*Edited to include Wisenet Lite supporting plugin free mode*
For instance, the L5013 (one of two I tested) is currently listed under the Wisenet Lite series (https://www.hanwhasecurity.com/products/security-cameras/network-cameras/WiseNet-Lite.aspx) and Wisenet tells me I have the latest firmware (1.01_*). However, it still seems to require a plugin and I can't get it to work under Chrome, IE, or Edge on my Win10 box - I have Firefox installed just for that camera.
This applies to the Wisenet Q, Wisenet P, Wisenet Lite, & upcoming Wisenet X series.
I tested on SND-L6013R, firmware 1.01. I don't have a L5013 to test. Latest firmware for the L5013 is sndl5013_Series_1.01_150918. I tested Edge and Chrome, which don't support plugins. They display MJPEG video profile and allow access to live & setup.
Re "By new, I meant This applies to the Wisenet Q, Wisenet P, Wisenet Lite..."
However, I then found a current camera model listed in the "Wisenet Lite" line for which this does not appear true, so I asked for clarification.
See attached screenshots of L5013 running 1.01_150918 redirecting Chrome to a plugin download. Same results for IE and Edge.
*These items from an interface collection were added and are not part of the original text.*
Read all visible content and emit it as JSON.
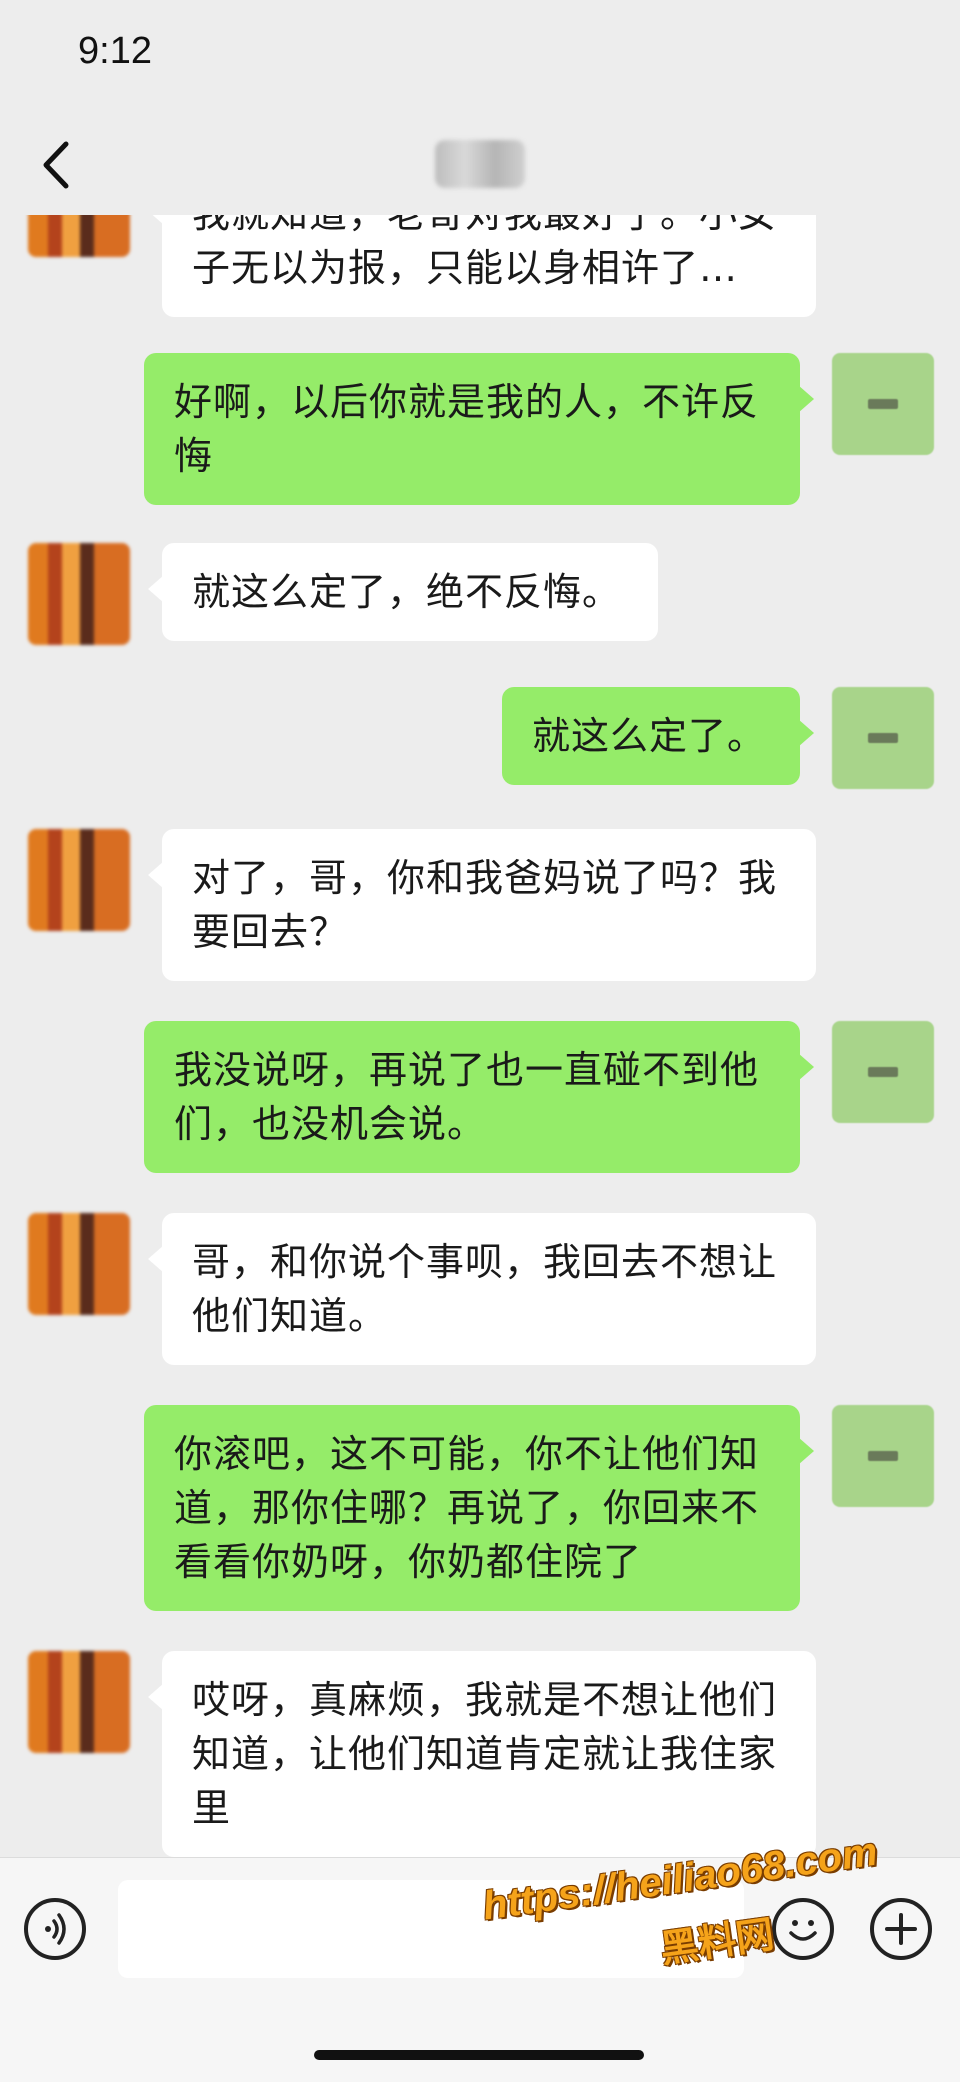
{
  "status_bar": {
    "time": "9:12"
  },
  "header": {
    "back_icon": "chevron-left-icon",
    "title": "晓晓"
  },
  "messages": [
    {
      "sender": "them",
      "text": "我就知道，老哥对我最好了。小女子无以为报，只能以身相许了…"
    },
    {
      "sender": "me",
      "text": "好啊，以后你就是我的人，不许反悔"
    },
    {
      "sender": "them",
      "text": "就这么定了，绝不反悔。"
    },
    {
      "sender": "me",
      "text": "就这么定了。"
    },
    {
      "sender": "them",
      "text": "对了，哥，你和我爸妈说了吗？我要回去？"
    },
    {
      "sender": "me",
      "text": "我没说呀，再说了也一直碰不到他们，也没机会说。"
    },
    {
      "sender": "them",
      "text": "哥，和你说个事呗，我回去不想让他们知道。"
    },
    {
      "sender": "me",
      "text": "你滚吧，这不可能，你不让他们知道，那你住哪？再说了，你回来不看看你奶呀，你奶都住院了"
    },
    {
      "sender": "them",
      "text": "哎呀，真麻烦，我就是不想让他们知道，让他们知道肯定就让我住家里"
    }
  ],
  "input_bar": {
    "voice_icon": "voice-icon",
    "input_value": "",
    "emoji_icon": "emoji-icon",
    "plus_icon": "plus-icon"
  },
  "watermark": {
    "url": "https://heiliao68.com",
    "name": "黑料网"
  },
  "colors": {
    "background": "#ededed",
    "my_bubble": "#95ec69",
    "their_bubble": "#ffffff",
    "watermark": "#f5a31a"
  }
}
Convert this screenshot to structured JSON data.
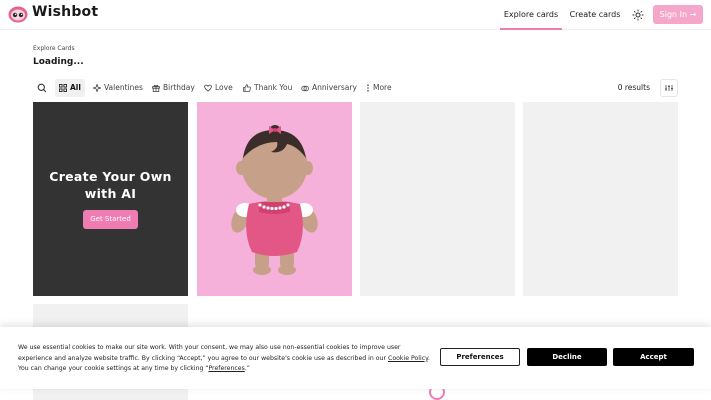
{
  "header": {
    "brand": "Wishbot",
    "nav": {
      "explore": "Explore cards",
      "create": "Create cards"
    },
    "sign_in": "Sign In"
  },
  "breadcrumb": "Explore Cards",
  "page_title": "Loading...",
  "filters": {
    "chips": [
      {
        "label": "All",
        "icon": "grid-icon"
      },
      {
        "label": "Valentines",
        "icon": "sparkle-icon"
      },
      {
        "label": "Birthday",
        "icon": "gift-icon"
      },
      {
        "label": "Love",
        "icon": "heart-icon"
      },
      {
        "label": "Thank You",
        "icon": "thumbs-up-icon"
      },
      {
        "label": "Anniversary",
        "icon": "rings-icon"
      },
      {
        "label": "More",
        "icon": "more-vertical-icon"
      }
    ],
    "results": "0 results"
  },
  "ai_card": {
    "title": "Create Your Own with AI",
    "button": "Get Started"
  },
  "cookie": {
    "text_1": "We use essential cookies to make our site work. With your consent, we may also use non-essential cookies to improve user experience and analyze website traffic. By clicking “Accept,” you agree to our website's cookie use as described in our ",
    "policy_link": "Cookie Policy",
    "text_2": ". You can change your cookie settings at any time by clicking “",
    "pref_link": "Preferences",
    "text_3": ".”",
    "preferences": "Preferences",
    "decline": "Decline",
    "accept": "Accept"
  },
  "colors": {
    "accent": "#f07cb4",
    "sign_in_bg": "#f4a7ca",
    "ai_card_bg": "#333333",
    "baby_card_bg": "#f5b1d9",
    "placeholder_bg": "#f1f1f1"
  }
}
Can't get plugin to work for any of those despite tinkering with security settings per some instructions one of the redirect pages mentioned. Firefox also redirected, but plugin works there.
Also, note in the screenshot there is a bug in your FW upgrade dialog. The "File Open" button appears in the column header of "Mac Address". OS is latest patch of Win10.
Results are same for SND 6083 with latest firmware, but this does not appear in the product lines you listed, so makes more sense here.